What to do: Copy out each entry precisely; no image belongs in the result.
Segment Start: Given information
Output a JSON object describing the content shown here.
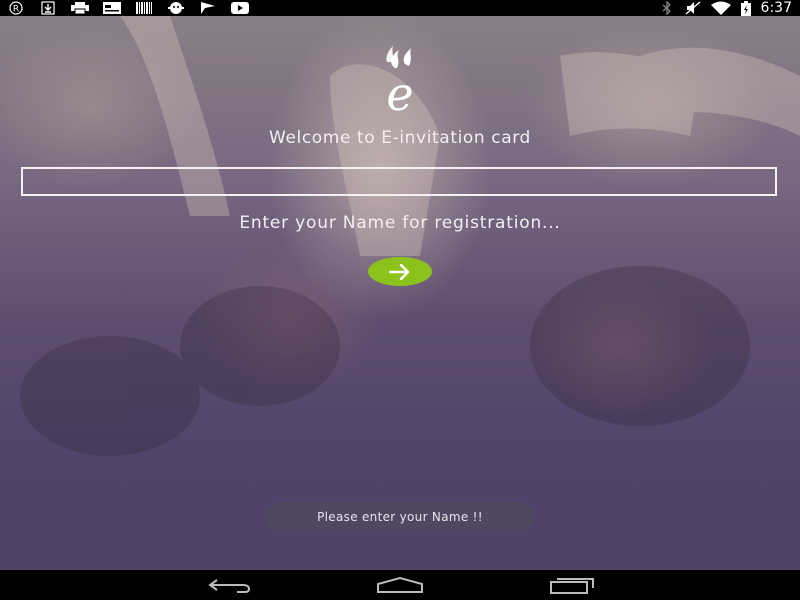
{
  "status_bar": {
    "time": "6:37",
    "left_icons": [
      "registered-icon",
      "download-icon",
      "printer-icon",
      "card-icon",
      "barcode-icon",
      "android-icon",
      "flag-icon",
      "youtube-icon"
    ],
    "right_icons": [
      "bluetooth-icon",
      "mute-icon",
      "wifi-icon",
      "battery-icon"
    ]
  },
  "app": {
    "logo_letter": "e",
    "welcome_text": "Welcome to E-invitation card",
    "name_input": {
      "value": "",
      "placeholder": ""
    },
    "hint_text": "Enter your Name for registration...",
    "submit_icon": "arrow-right-icon",
    "toast_text": "Please enter your Name !!"
  },
  "colors": {
    "accent_button": "#8cc21a",
    "overlay": "#52436a"
  },
  "nav_bar": {
    "buttons": [
      "back-icon",
      "home-icon",
      "recents-icon"
    ]
  }
}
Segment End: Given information
Response to the task:
Output a JSON object describing the content shown here.
{
  "status_bar": {
    "time": "6:37",
    "left_icons": [
      "registered-icon",
      "download-icon",
      "printer-icon",
      "card-icon",
      "barcode-icon",
      "android-icon",
      "flag-icon",
      "youtube-icon"
    ],
    "right_icons": [
      "bluetooth-icon",
      "mute-icon",
      "wifi-icon",
      "battery-icon"
    ]
  },
  "app": {
    "logo_letter": "e",
    "welcome_text": "Welcome to E-invitation card",
    "name_input": {
      "value": "",
      "placeholder": ""
    },
    "hint_text": "Enter your Name for registration...",
    "submit_icon": "arrow-right-icon",
    "toast_text": "Please enter your Name !!"
  },
  "colors": {
    "accent_button": "#8cc21a",
    "overlay": "#52436a"
  },
  "nav_bar": {
    "buttons": [
      "back-icon",
      "home-icon",
      "recents-icon"
    ]
  }
}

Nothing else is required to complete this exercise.